U.S.-Canada freight totaled $48.1 billion in January as three out of five transportation modes (air, truck, and rail) carried more U.S.-Canada freight than in January 2014, according to U.S. Transportation Department figures.
Year-over-year, the value of U.S.-Canada trade by air increased the most of any mode, growing by 3.4%. Truck freight increased by 2.7% and rail rose by 1.8%. Vessel freight decreased 19% and pipeline fell 22.5%
Trucks carried 55% of the $48.1 billion of freight to and from Canada, followed by rail at 15.7%, pipeline at 11.6%, vessel at 5.8% and air at 4.8%.
In January 2015, the top commodity category transported between the U.S. and Canada was mineral fuels, of which $5.6 billion, or 56.5%, moved by pipeline.
Overall, the amount of freight moved between the U.S. and both its NAFTA neighbors totaled $89.3 billion in January, down 1.2% from a year earlier.
The value of freight flows between the U.S. and its neighbors by all modes decreased, as the value of cross-border trade by pipeline and vessel declined in January due to the reduced prices of mineral fuel shipments.
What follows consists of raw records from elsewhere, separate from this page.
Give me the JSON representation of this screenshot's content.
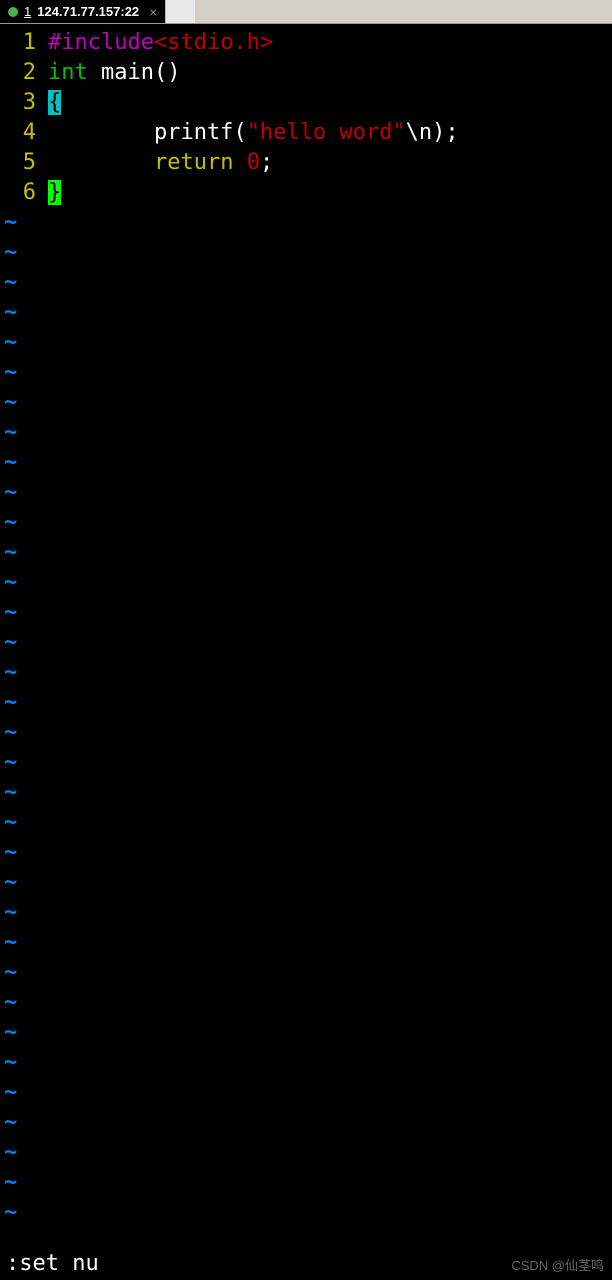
{
  "tabs": {
    "active": {
      "number": "1",
      "title": "124.71.77.157:22",
      "close": "×"
    }
  },
  "code": {
    "lines": [
      {
        "num": "1",
        "tokens": [
          {
            "cls": "c-preproc",
            "t": "#include"
          },
          {
            "cls": "c-angle",
            "t": "<stdio.h>"
          }
        ]
      },
      {
        "num": "2",
        "tokens": [
          {
            "cls": "c-type",
            "t": "int"
          },
          {
            "cls": "c-ident",
            "t": " main"
          },
          {
            "cls": "c-punct",
            "t": "()"
          }
        ]
      },
      {
        "num": "3",
        "tokens": [
          {
            "cls": "c-brace-open",
            "t": "{"
          }
        ]
      },
      {
        "num": "4",
        "tokens": [
          {
            "cls": "c-ident",
            "t": "        printf"
          },
          {
            "cls": "c-punct",
            "t": "("
          },
          {
            "cls": "c-string",
            "t": "\"hello word\""
          },
          {
            "cls": "c-punct",
            "t": "\\n);"
          }
        ]
      },
      {
        "num": "5",
        "tokens": [
          {
            "cls": "c-ident",
            "t": "        "
          },
          {
            "cls": "c-keyword",
            "t": "return"
          },
          {
            "cls": "c-ident",
            "t": " "
          },
          {
            "cls": "c-number",
            "t": "0"
          },
          {
            "cls": "c-punct",
            "t": ";"
          }
        ]
      },
      {
        "num": "6",
        "tokens": [
          {
            "cls": "c-brace-close",
            "t": "}"
          }
        ]
      }
    ],
    "tilde": "~",
    "tilde_count": 34
  },
  "command_line": ":set nu",
  "watermark": "CSDN @仙茎鸣"
}
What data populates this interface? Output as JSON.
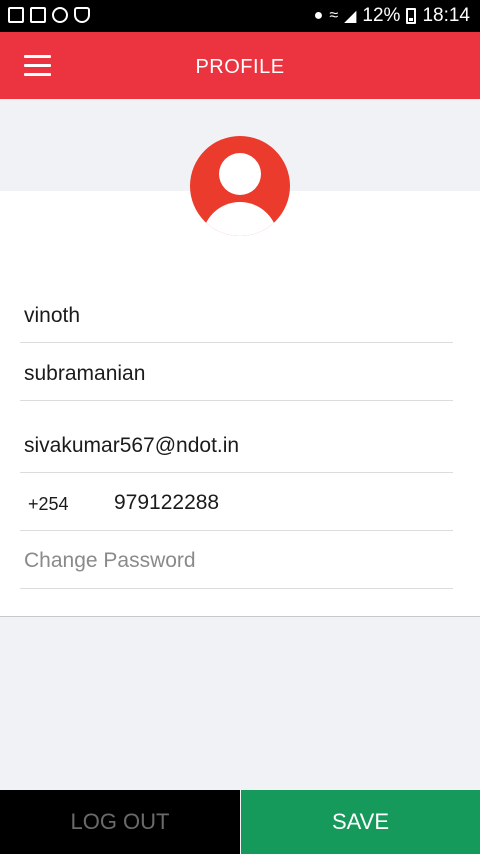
{
  "status_bar": {
    "left_icons": [
      "image-notification-icon",
      "gmail-icon",
      "vpn-icon",
      "shield-icon"
    ],
    "right_icons": [
      "location-icon",
      "wifi-icon",
      "signal-icon"
    ],
    "battery": "12%",
    "time": "18:14"
  },
  "app_bar": {
    "title": "PROFILE",
    "menu_icon": "hamburger-menu-icon",
    "color": "#ec3340"
  },
  "profile": {
    "avatar_icon": "user-avatar-icon",
    "avatar_color": "#ea3b2c",
    "first_name": "vinoth",
    "last_name": "subramanian",
    "email": "sivakumar567@ndot.in",
    "phone_code": "+254",
    "phone_number": "979122288",
    "change_password": "Change Password"
  },
  "actions": {
    "logout": "LOG OUT",
    "save": "SAVE",
    "save_color": "#159a5c"
  }
}
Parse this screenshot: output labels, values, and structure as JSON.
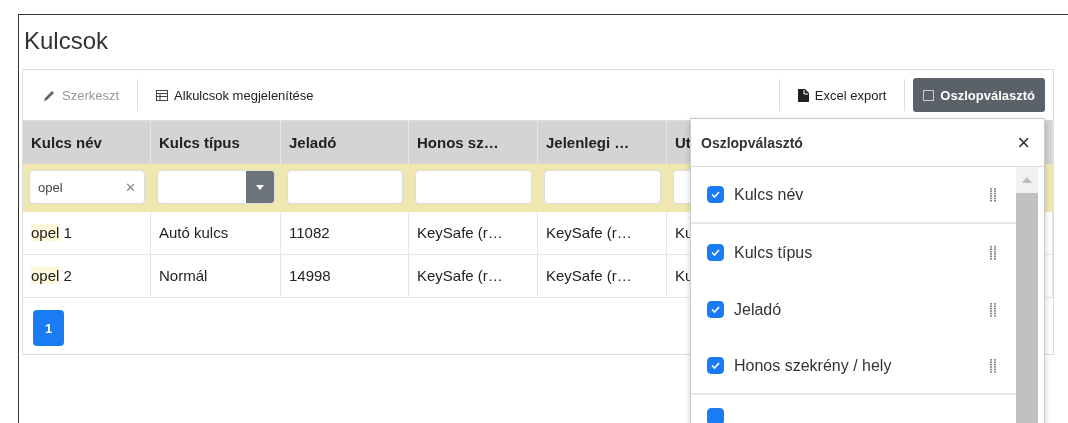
{
  "title": "Kulcsok",
  "toolbar": {
    "left": [
      {
        "label": "Szerkeszt",
        "disabled": true
      },
      {
        "label": "Alkulcsok megjelenítése",
        "disabled": false
      }
    ],
    "right": [
      {
        "label": "Excel export",
        "selected": false
      },
      {
        "label": "Oszlopválasztó",
        "selected": true
      }
    ]
  },
  "table": {
    "columns": [
      "Kulcs név",
      "Kulcs típus",
      "Jeladó",
      "Honos sz…",
      "Jelenlegi …",
      "Ut"
    ],
    "filters": [
      {
        "kind": "text",
        "value": "opel",
        "clear": "✕"
      },
      {
        "kind": "select"
      },
      {
        "kind": "text"
      },
      {
        "kind": "text"
      },
      {
        "kind": "text"
      },
      {
        "kind": "text"
      }
    ],
    "rows": [
      [
        {
          "highlighted": "opel",
          "text": " 1"
        },
        {
          "text": "Autó kulcs"
        },
        {
          "text": "11082"
        },
        {
          "text": "KeySafe (r…"
        },
        {
          "text": "KeySafe (r…"
        },
        {
          "text": "Ku"
        }
      ],
      [
        {
          "highlighted": "opel",
          "text": " 2"
        },
        {
          "text": "Normál"
        },
        {
          "text": "14998"
        },
        {
          "text": "KeySafe (r…"
        },
        {
          "text": "KeySafe (r…"
        },
        {
          "text": "Ku"
        }
      ]
    ]
  },
  "pager": [
    {
      "label": "1",
      "selected": true
    }
  ],
  "column_chooser": {
    "title": "Oszlopválasztó",
    "close": "×",
    "items": [
      {
        "label": "Kulcs név",
        "checked": true,
        "divider": true
      },
      {
        "label": "Kulcs típus",
        "checked": true,
        "divider": false
      },
      {
        "label": "Jeladó",
        "checked": true,
        "divider": false
      },
      {
        "label": "Honos szekrény / hely",
        "checked": true,
        "divider": true
      }
    ],
    "partial_item": {
      "checked": true
    }
  }
}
Truck freight increased by 3.6%. Overall, trucks carried 62.3% of U.S.-NAFTA freight and were the most heavily used mode for moving goods to and from both U.S.-NAFTA partners. Trucks accounted for $27.4 billion of the $47.5 billion of imports, or 57.7%, and $28.2 billion of the $41.8 billion of exports or 67.6%